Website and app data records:
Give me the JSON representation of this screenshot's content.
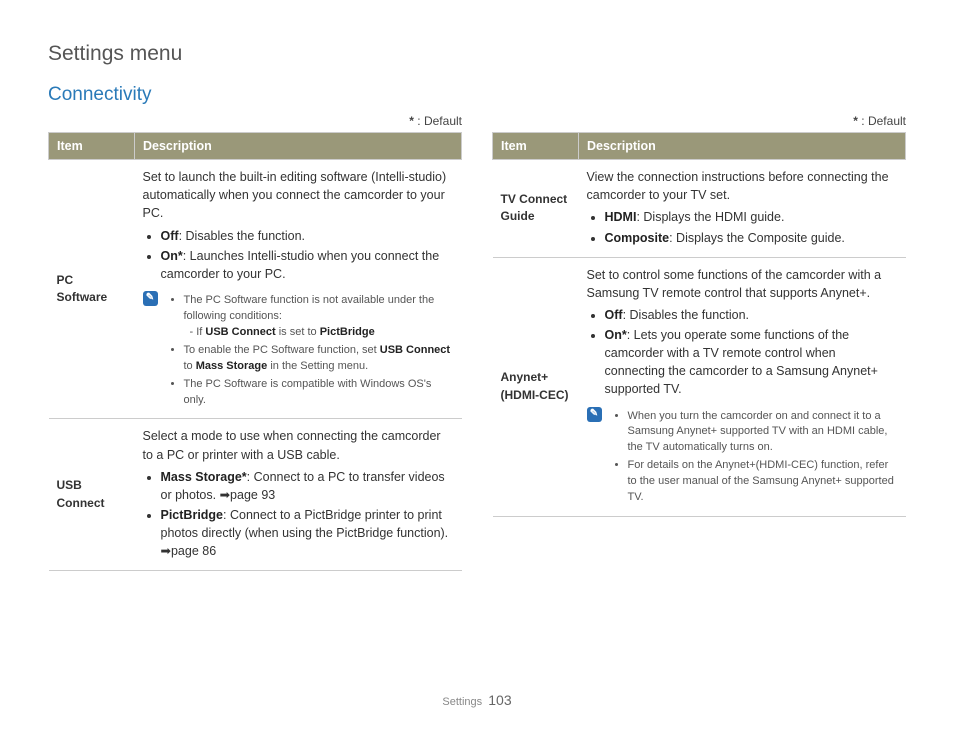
{
  "pageTitle": "Settings menu",
  "sectionTitle": "Connectivity",
  "defaultLegend": {
    "star": "*",
    "text": " : Default"
  },
  "headers": {
    "item": "Item",
    "desc": "Description"
  },
  "left": {
    "pcSoftware": {
      "item": "PC Software",
      "intro": "Set to launch the built-in editing software (Intelli-studio) automatically when you connect the camcorder to your PC.",
      "b1": {
        "label": "Off",
        "text": ": Disables the function."
      },
      "b2": {
        "label": "On*",
        "text": ": Launches Intelli-studio when you connect the camcorder to your PC."
      },
      "note": {
        "n1": "The PC Software function is not available under the following conditions:",
        "n1sub_prefix": "- If ",
        "n1sub_b1": "USB Connect",
        "n1sub_mid": " is set to ",
        "n1sub_b2": "PictBridge",
        "n2_prefix": "To enable the PC Software function, set ",
        "n2_b1": "USB Connect",
        "n2_mid": " to ",
        "n2_b2": "Mass Storage",
        "n2_suffix": " in the Setting menu.",
        "n3": "The PC Software is compatible with Windows OS's only."
      }
    },
    "usbConnect": {
      "item": "USB Connect",
      "intro": "Select a mode to use when connecting the camcorder to a PC or printer with a USB cable.",
      "b1": {
        "label": "Mass Storage*",
        "text": ": Connect to a PC to transfer videos or photos. ",
        "ref": "➡page 93"
      },
      "b2": {
        "label": "PictBridge",
        "text": ": Connect to a PictBridge printer to print photos directly (when using the PictBridge function). ",
        "ref": "➡page 86"
      }
    }
  },
  "right": {
    "tvConnect": {
      "item": "TV Connect Guide",
      "intro": "View the connection instructions before connecting the camcorder to your TV set.",
      "b1": {
        "label": "HDMI",
        "text": ": Displays the HDMI guide."
      },
      "b2": {
        "label": "Composite",
        "text": ": Displays the Composite guide."
      }
    },
    "anynet": {
      "item": "Anynet+ (HDMI-CEC)",
      "intro": "Set to control some functions of the camcorder with a Samsung TV remote control that supports Anynet+.",
      "b1": {
        "label": "Off",
        "text": ": Disables the function."
      },
      "b2": {
        "label": "On*",
        "text": ": Lets you operate some functions of the camcorder with a TV remote control when connecting the camcorder to a Samsung Anynet+ supported TV."
      },
      "note": {
        "n1": "When you turn the camcorder on and connect it to a Samsung Anynet+ supported TV with an HDMI cable, the TV automatically turns on.",
        "n2": "For details on the Anynet+(HDMI-CEC) function, refer to the user manual of the Samsung Anynet+ supported TV."
      }
    }
  },
  "footer": {
    "label": "Settings",
    "page": "103"
  }
}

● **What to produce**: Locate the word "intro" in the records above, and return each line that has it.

● **Task response**:
      "intro": "Set to launch the built-in editing software (Intelli-studio) automatically when you connect the camcorder to your PC.",
      "intro": "Select a mode to use when connecting the camcorder to a PC or printer with a USB cable.",
      "intro": "View the connection instructions before connecting the camcorder to your TV set.",
      "intro": "Set to control some functions of the camcorder with a Samsung TV remote control that supports Anynet+.",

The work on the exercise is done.